> What the exercise asks:
Read through the lines below and copy the ones holding the string "Hardware".

Website and app data records:

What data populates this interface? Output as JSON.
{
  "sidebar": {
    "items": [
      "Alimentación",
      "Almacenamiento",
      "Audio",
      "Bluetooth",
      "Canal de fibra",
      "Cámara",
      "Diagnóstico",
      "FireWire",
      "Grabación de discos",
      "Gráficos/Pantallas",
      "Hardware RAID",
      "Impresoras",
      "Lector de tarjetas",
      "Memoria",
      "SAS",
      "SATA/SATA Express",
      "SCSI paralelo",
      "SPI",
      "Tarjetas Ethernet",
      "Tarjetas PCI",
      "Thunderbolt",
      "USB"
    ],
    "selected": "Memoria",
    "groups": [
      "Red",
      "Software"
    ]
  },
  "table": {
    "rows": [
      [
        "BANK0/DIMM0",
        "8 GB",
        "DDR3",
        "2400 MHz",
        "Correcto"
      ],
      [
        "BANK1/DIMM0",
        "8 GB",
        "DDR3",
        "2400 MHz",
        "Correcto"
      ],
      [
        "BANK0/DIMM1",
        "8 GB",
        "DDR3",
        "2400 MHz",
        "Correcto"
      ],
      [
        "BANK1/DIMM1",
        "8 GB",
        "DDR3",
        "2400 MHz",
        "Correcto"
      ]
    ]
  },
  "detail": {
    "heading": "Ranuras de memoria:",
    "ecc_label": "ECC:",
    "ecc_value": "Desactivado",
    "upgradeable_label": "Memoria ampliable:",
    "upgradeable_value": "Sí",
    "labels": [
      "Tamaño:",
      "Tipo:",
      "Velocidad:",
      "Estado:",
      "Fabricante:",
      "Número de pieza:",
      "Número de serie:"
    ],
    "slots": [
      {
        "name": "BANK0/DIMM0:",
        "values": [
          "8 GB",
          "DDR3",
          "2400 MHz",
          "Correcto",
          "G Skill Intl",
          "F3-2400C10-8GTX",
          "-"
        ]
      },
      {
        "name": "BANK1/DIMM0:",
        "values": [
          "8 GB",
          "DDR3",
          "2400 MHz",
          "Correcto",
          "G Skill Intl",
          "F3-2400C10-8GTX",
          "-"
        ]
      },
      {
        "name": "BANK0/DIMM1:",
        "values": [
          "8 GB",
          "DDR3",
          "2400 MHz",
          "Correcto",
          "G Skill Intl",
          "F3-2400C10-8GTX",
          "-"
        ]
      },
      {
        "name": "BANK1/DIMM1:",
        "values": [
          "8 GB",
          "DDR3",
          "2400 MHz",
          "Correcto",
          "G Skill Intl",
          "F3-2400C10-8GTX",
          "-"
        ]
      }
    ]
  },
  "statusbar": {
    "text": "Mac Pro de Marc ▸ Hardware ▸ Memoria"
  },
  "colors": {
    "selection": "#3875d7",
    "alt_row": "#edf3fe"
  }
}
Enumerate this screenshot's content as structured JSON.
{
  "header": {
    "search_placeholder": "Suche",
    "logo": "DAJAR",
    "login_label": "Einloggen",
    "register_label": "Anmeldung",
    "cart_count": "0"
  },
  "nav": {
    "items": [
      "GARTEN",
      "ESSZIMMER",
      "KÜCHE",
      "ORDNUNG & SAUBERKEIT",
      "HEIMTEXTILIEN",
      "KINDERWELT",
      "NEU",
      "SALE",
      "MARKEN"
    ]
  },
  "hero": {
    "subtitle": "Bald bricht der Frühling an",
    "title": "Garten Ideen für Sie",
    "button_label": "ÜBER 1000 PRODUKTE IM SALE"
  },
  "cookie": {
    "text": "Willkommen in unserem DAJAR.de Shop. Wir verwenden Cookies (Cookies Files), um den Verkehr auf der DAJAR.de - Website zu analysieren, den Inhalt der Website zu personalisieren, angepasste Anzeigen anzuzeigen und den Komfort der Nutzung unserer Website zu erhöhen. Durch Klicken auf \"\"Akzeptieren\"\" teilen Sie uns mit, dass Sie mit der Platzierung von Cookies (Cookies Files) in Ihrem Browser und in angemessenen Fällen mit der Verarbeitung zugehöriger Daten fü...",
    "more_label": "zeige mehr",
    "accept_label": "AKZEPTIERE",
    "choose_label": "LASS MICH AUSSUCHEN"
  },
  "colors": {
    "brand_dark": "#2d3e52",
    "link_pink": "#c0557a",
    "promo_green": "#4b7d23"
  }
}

> The answer:
      "Hardware RAID",
    "text": "Mac Pro de Marc ▸ Hardware ▸ Memoria"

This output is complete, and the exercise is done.